In step S10, the connection factors βi are determined for each fluorescence standard i according to equation 4 by multiplying all spectrally preceding combination factors αi. α1≡1 requires β1=1.
Finally, in steps S11 to S13, the total correction function F(λ) is computed. Although according to the employed program algorithm these steps do not represent separate steps (but rather a single computing step consisting in the summation according to equation 5), steps S11 to S13 are shown in
All other points of the correction function F(λ), i.e., in the regions λ≠λi/i+1±ΔλLK, are according to the predefined execution mode of the program not determined in step S12, but are simply computed according to equation 7. (This is the same as a summing in equation 5 over only one i). In other words, the total correction function F(λ) outside the combination regions λi/i+1±ΔλLK, in particular for all wavelengths outside the crossover points λi/i+1, corresponds to the partial correction functions Fi(λ) weighted with the factors βi determined for these functions Fi(λ).
The effective range of the equations 5 and 6 in the program can optionally be extended to broader spectral combination regions λi/i+1±ΔλLK about the crossover wavelengths through user input of corresponding control variables. The exemplary dataset in
In step S13, the values of the concatenated total correction function F(λ) are outputted as an ASCII table in the file “CorrF.TXT”, and all actions and error messages of the program are documented in a log file “LINKLOG#.TXT.”
All spectra measured with a luminescent spectrometer calibrated in this manner and with the calibration settings are spectrally corrected, after subtraction of corresponding blank value spectra, by simple multiplication with a correction function F(λ). Values of the measured spectrum and the spectral correction function F(λ) must only be multiplied with each other, if they are associated with the same wavelength, i.e., the same base Δλ. In this way, traceable, spectrally corrected luminescent spectra expressed in relative intensity units can be obtained.
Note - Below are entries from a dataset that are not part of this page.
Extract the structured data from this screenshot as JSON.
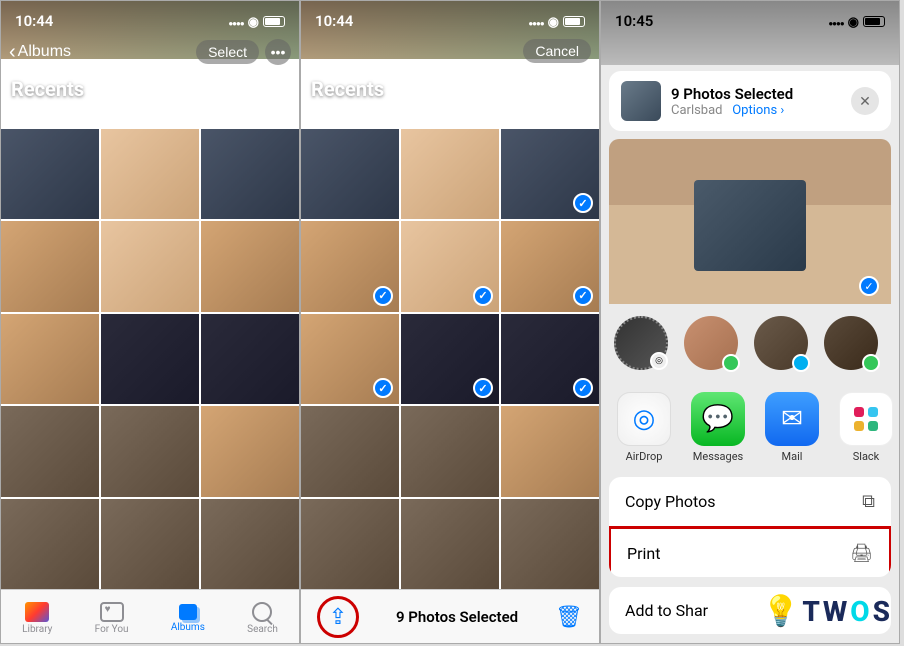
{
  "screen1": {
    "time": "10:44",
    "back_label": "Albums",
    "select_label": "Select",
    "section": "Recents",
    "tabs": [
      {
        "label": "Library"
      },
      {
        "label": "For You"
      },
      {
        "label": "Albums"
      },
      {
        "label": "Search"
      }
    ]
  },
  "screen2": {
    "time": "10:44",
    "cancel_label": "Cancel",
    "section": "Recents",
    "selected_count": "9 Photos Selected"
  },
  "screen3": {
    "time": "10:45",
    "header_title": "9 Photos Selected",
    "header_subtitle_location": "Carlsbad",
    "header_options": "Options",
    "apps": [
      {
        "label": "AirDrop"
      },
      {
        "label": "Messages"
      },
      {
        "label": "Mail"
      },
      {
        "label": "Slack"
      }
    ],
    "actions": {
      "copy": "Copy Photos",
      "print": "Print",
      "add_to_share": "Add to Shar"
    }
  },
  "watermark": {
    "t": "T",
    "w": "W",
    "o": "O",
    "s": "S"
  }
}
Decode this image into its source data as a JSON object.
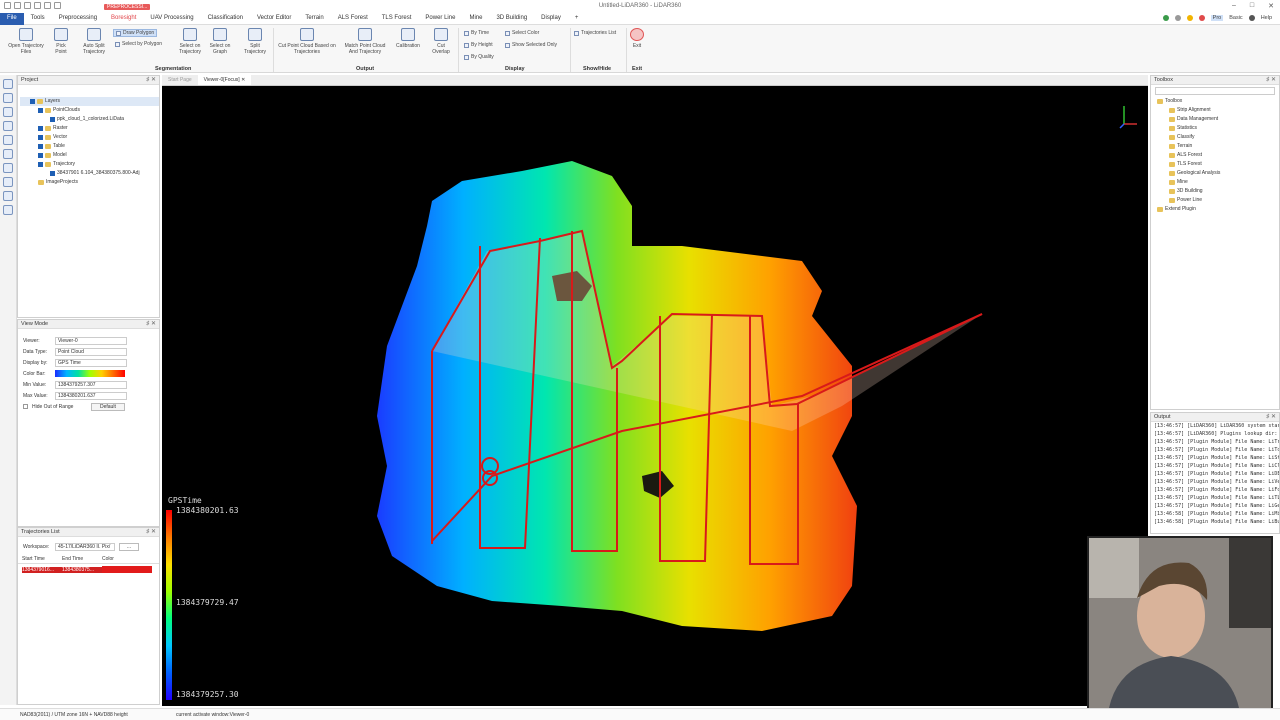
{
  "app": {
    "title": "Untitled-LiDAR360 - LiDAR360",
    "badge": "PREPROCESSI..."
  },
  "menu": [
    "File",
    "Tools",
    "Preprocessing",
    "Boresight",
    "UAV Processing",
    "Classification",
    "Vector Editor",
    "Terrain",
    "ALS Forest",
    "TLS Forest",
    "Power Line",
    "Mine",
    "3D Building",
    "Display",
    "+"
  ],
  "menu_right": {
    "pro": "Pro",
    "basic": "Basic",
    "help": "Help"
  },
  "ribbon": {
    "open_traj": "Open Trajectory Files",
    "pick_point": "Pick Point",
    "auto_split": "Auto Split Trajectory",
    "draw_polygon": "Draw Polygon",
    "select_polygon": "Select by Polygon",
    "select_traj": "Select on Trajectory",
    "select_graph": "Select on Graph",
    "split_traj": "Split Trajectory",
    "cut_pc": "Cut Point Cloud Based on Trajectories",
    "match_pc": "Match Point Cloud And Trajectory",
    "calibration": "Calibration",
    "cut_overlap": "Cut Overlap",
    "by_time": "By Time",
    "by_height": "By Height",
    "by_quality": "By Quality",
    "select_color": "Select Color",
    "show_selected": "Show Selected Only",
    "traj_list": "Trajectories List",
    "exit": "Exit",
    "g_segmentation": "Segmentation",
    "g_output": "Output",
    "g_display": "Display",
    "g_showhide": "Show/Hide",
    "g_exit": "Exit"
  },
  "project": {
    "title": "Project",
    "items": [
      "Layers",
      "PointClouds",
      "ppk_cloud_1_colorized.LiData",
      "Raster",
      "Vector",
      "Table",
      "Model",
      "Trajectory",
      "38437901 6.104_384380375.800-Adj",
      "ImageProjects"
    ]
  },
  "viewmode": {
    "title": "View Mode",
    "viewer_lbl": "Viewer:",
    "viewer": "Viewer-0",
    "datatype_lbl": "Data Type:",
    "datatype": "Point Cloud",
    "display_lbl": "Display by:",
    "display": "GPS Time",
    "colorbar_lbl": "Color Bar:",
    "min_lbl": "Min Value:",
    "min": "1384379257.307",
    "max_lbl": "Max Value:",
    "max": "1384380201.637",
    "hide": "Hide Out of Range",
    "default_btn": "Default"
  },
  "trajlist": {
    "title": "Trajectories List",
    "ws_lbl": "Workspace:",
    "ws": "45-17/LiDAR360 II. Pix/",
    "cols": [
      "Start Time",
      "End Time",
      "Color"
    ],
    "row": [
      "1384379016...",
      "1384380375..."
    ],
    "color": "#e21b1b"
  },
  "viewer": {
    "tabs": [
      "Start Page",
      "Viewer-0[Focus]"
    ],
    "legend_title": "GPSTime",
    "legend_max": "1384380201.63",
    "legend_mid": "1384379729.47",
    "legend_min": "1384379257.30"
  },
  "toolbox": {
    "title": "Toolbox",
    "items": [
      "Toolbox",
      "Strip Alignment",
      "Data Management",
      "Statistics",
      "Classify",
      "Terrain",
      "ALS Forest",
      "TLS Forest",
      "Geological Analysis",
      "Mine",
      "3D Building",
      "Power Line",
      "Extend Plugin"
    ]
  },
  "output": {
    "title": "Output",
    "lines": [
      "[13:46:57] [LiDAR360]    LiDAR360 system started",
      "[13:46:57] [LiDAR360]    Plugins lookup dir: C:/Pro",
      "[13:46:57] [Plugin Module]   File Name: LiTraject",
      "[13:46:57] [Plugin Module]   File Name: LiTools.dl",
      "[13:46:57] [Plugin Module]   File Name: LiStatistic",
      "[13:46:57] [Plugin Module]   File Name: LiClassific",
      "[13:46:57] [Plugin Module]   File Name: LiDEM.dll",
      "[13:46:57] [Plugin Module]   File Name: LiVectorE",
      "[13:46:57] [Plugin Module]   File Name: LiForest.d",
      "[13:46:57] [Plugin Module]   File Name: LiTLSFore",
      "[13:46:57] [Plugin Module]   File Name: LiGeologi",
      "[13:46:58] [Plugin Module]   File Name: LiMine.dll",
      "[13:46:58] [Plugin Module]   File Name: LiBuilding"
    ]
  },
  "status": {
    "crs": "NAD83(2011) / UTM zone 16N + NAVD88 height",
    "active": "current activate window:Viewer-0"
  }
}
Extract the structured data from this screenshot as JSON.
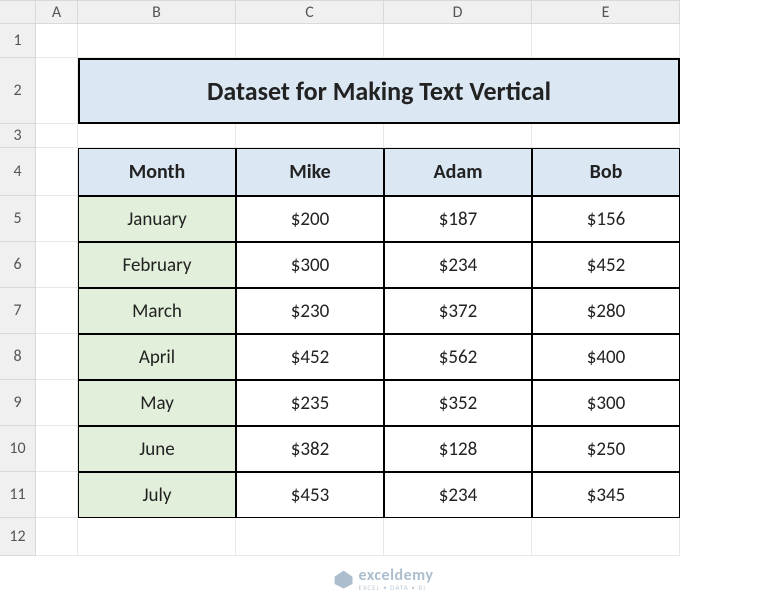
{
  "columns": [
    "A",
    "B",
    "C",
    "D",
    "E"
  ],
  "rows": [
    "1",
    "2",
    "3",
    "4",
    "5",
    "6",
    "7",
    "8",
    "9",
    "10",
    "11",
    "12"
  ],
  "title": "Dataset for Making Text Vertical",
  "headers": {
    "month": "Month",
    "c1": "Mike",
    "c2": "Adam",
    "c3": "Bob"
  },
  "data": [
    {
      "month": "January",
      "c1": "$200",
      "c2": "$187",
      "c3": "$156"
    },
    {
      "month": "February",
      "c1": "$300",
      "c2": "$234",
      "c3": "$452"
    },
    {
      "month": "March",
      "c1": "$230",
      "c2": "$372",
      "c3": "$280"
    },
    {
      "month": "April",
      "c1": "$452",
      "c2": "$562",
      "c3": "$400"
    },
    {
      "month": "May",
      "c1": "$235",
      "c2": "$352",
      "c3": "$300"
    },
    {
      "month": "June",
      "c1": "$382",
      "c2": "$128",
      "c3": "$250"
    },
    {
      "month": "July",
      "c1": "$453",
      "c2": "$234",
      "c3": "$345"
    }
  ],
  "watermark": {
    "brand": "exceldemy",
    "tagline": "EXCEL • DATA • BI"
  }
}
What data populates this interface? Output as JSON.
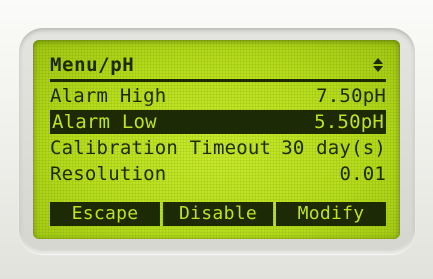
{
  "menu": {
    "title": "Menu/pH"
  },
  "items": [
    {
      "label": "Alarm High",
      "value": "7.50pH"
    },
    {
      "label": "Alarm Low",
      "value": "5.50pH"
    },
    {
      "label": "Calibration Timeout",
      "value": "30 day(s)"
    },
    {
      "label": "Resolution",
      "value": "0.01"
    }
  ],
  "softkeys": {
    "escape": "Escape",
    "disable": "Disable",
    "modify": "Modify"
  },
  "icons": {
    "scroll": "up-down-arrows-icon"
  },
  "colors": {
    "lcd_background": "#bde322",
    "lcd_text": "#1d2a06"
  }
}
The aforedescribed example is related to the generation of a total correction function for the emission by using emission standards. A spectral excitation correction function can be obtained by measuring a set of excitation standards with a luminescence spectrometer in the same manner and by computing the obtained excitation spectra with a dataset for the spectrally corrected (certified) excitation spectra of the fluorescence standards according to the program flow in